I’ve never quite grasped why knights like to charge dragons and giants and other monsters with a bloody lance – seems like a terrible idea to me. Isn’t the advantage of being mounted mobility? Why would you run directly AT the thing trying to kill you? That’s what all those poor footmen with spears are for right? I turned my mount to get some distance and then fired with my crossbow. The tusky menace bellowed and charged at us – but it wasn’t faster than a galloping horse. I displaced, got distance, and fired some more. It charged again and the process repeated. If it had been a more canny opponent it might have taken cover in the trees and hurled rocks – giants love hurling rocks – or just tried to use it’s charging to pin me against the trees so I couldn’t easily run away. But it wasn’t. It was actually kind of pathetic to see such a powerful creature lumbering around pointlessly until it collapsed to the ground with dozens of crossbow bolts stuck in its flesh. I shot it a half dozen more times from a distance just to make sure it wasn’t smart enough to play possum before riding up and putting one last quarrel through its neck. It was actually still alive but I figured that wouldn’t last long.

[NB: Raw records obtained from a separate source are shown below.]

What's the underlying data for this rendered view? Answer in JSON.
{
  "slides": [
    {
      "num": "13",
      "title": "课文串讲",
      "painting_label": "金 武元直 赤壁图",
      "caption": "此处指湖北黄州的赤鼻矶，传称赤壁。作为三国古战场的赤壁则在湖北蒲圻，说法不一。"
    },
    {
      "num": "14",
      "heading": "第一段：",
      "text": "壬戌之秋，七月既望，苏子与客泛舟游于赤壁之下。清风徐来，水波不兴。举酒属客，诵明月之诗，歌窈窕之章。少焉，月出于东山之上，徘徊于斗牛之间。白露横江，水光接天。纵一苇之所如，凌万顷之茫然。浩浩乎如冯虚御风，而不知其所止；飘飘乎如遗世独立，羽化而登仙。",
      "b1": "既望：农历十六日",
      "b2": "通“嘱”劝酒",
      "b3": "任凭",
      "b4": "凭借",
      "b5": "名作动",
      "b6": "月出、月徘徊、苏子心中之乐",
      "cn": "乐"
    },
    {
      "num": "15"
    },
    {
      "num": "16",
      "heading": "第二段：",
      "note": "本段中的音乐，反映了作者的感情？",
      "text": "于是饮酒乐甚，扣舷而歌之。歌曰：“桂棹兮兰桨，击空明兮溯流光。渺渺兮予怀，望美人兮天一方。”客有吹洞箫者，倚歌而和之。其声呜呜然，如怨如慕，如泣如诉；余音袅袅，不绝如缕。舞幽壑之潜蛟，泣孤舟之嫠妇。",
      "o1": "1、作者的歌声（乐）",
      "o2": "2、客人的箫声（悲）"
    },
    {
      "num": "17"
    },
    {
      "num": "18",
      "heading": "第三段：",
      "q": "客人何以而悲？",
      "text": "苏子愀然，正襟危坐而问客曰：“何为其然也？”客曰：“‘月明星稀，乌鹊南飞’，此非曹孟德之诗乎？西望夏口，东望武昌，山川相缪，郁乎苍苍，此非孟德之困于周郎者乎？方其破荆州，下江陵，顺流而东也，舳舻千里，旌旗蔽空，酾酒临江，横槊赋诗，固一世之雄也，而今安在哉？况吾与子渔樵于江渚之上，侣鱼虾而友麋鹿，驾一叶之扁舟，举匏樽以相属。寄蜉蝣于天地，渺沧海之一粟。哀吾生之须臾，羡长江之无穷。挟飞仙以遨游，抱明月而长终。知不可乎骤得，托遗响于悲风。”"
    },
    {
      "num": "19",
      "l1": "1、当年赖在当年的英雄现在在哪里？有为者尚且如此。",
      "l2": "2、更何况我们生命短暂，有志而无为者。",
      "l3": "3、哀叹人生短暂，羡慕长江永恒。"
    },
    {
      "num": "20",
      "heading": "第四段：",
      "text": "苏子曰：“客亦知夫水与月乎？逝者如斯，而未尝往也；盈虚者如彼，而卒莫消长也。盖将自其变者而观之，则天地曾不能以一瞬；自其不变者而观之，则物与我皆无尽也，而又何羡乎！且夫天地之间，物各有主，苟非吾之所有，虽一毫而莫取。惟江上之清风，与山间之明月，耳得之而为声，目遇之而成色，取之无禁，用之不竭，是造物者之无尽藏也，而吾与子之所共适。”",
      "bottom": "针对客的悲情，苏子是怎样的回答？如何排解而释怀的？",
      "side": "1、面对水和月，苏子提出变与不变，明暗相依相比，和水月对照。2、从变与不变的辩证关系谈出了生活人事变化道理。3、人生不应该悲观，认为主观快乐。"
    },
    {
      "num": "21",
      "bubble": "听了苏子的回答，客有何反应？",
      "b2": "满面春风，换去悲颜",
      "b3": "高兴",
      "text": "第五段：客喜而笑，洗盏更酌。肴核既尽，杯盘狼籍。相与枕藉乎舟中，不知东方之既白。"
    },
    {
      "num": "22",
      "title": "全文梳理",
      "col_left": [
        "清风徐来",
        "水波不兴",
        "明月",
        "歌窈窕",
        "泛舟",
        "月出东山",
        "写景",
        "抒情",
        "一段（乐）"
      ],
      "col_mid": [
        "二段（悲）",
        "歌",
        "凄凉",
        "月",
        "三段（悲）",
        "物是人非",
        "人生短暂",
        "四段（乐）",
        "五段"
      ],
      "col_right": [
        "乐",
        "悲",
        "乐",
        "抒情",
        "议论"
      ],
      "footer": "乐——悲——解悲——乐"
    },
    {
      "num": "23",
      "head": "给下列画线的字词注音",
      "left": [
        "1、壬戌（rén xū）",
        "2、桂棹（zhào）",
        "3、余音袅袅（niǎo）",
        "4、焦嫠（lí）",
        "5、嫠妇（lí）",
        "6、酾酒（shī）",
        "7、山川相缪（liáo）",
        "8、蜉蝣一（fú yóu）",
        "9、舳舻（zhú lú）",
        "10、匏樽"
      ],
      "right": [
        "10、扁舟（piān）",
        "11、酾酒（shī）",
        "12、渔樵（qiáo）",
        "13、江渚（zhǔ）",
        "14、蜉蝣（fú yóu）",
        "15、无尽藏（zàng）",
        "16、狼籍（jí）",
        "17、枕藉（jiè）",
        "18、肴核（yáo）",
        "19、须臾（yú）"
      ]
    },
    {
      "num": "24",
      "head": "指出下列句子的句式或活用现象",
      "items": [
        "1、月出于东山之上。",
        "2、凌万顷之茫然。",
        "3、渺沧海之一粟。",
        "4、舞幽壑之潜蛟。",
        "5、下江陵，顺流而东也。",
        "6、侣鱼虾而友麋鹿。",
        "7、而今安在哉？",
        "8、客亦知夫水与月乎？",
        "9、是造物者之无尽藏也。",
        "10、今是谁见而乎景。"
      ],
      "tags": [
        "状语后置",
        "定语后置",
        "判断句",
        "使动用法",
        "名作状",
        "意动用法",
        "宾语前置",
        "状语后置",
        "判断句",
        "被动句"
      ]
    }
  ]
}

As I turned back to the road and continue on my way south I did spot for a brief second a thin spidery looking humanoidish figure lurking back in the trees watching me, but it slithered away into the gloom as soon as I was able to lay eyes on it. Now the fun question – will the death of its muscle dissuade it from interfering with me further or just make it more determined to do whatever it was trying to do? I hate when everyone else is as vengeful and angry as I am about being thwarted. The difference is I’m being thwarted by my lessors, the people I thwart should be smart enough to realize that they can’t get back at me when I do it to them.
Funds: 7033 gold
Inventory: Light Riding Horse, Bag of Holding, +2 Distance Light Crossbow, Nobles Traveling Outfit, Ring of Invisibility
Revenge List: Duke Eaglevane,
Piltis Swine, Rince Electrum, watchman Gridley, White-Muzzle the worg, Percy Ringle the butler, Alice Kinsey , “ Patch”, Heroes of the Lost Sword, Claire Conrad, Erist priest of Strider, Riselda owner of the Sage Mirror, Eedraxis, Skin-Taker tribe, Kartak, Królewna & Bonifacja Trading Company, Hurmont Family, Androni Titus, Greasy dreadlocks woman, Lodestone Security, Kellgale Nickoslander, Beltian Kruin the Splithog Pauper, The King of Spiders, Auraluna Domiel, mother Hurk, Mazzmus Parmalee, Helgan van Tankerstrum, Lightdancer, Bonder Greysmith, Pegwhistle Proudfoot, Lumbfoot Sheepskin, Lumber Consortium of Three Rivers, Hellerhad the Wizard, Forsaken Kin, Law Offices of Office of Glilcus and Stolo, Jey Rora, Colonel Tarl Ciarán, Mayor Baras Haldmeer, Rindol the Sage, Essa, eyeless hag, Baron Saltwheel, Baron Harmenkar, Colonel Tarl Ciarán’s wizard soldier, Victor, Beharri, Cebuano, Mayor Eryn, Chimera Trading Company, maker of the manacles, Calvados Eure, Law Offices of Lampblack and Brimstone, Peronell Missplitter, Nightmare Hag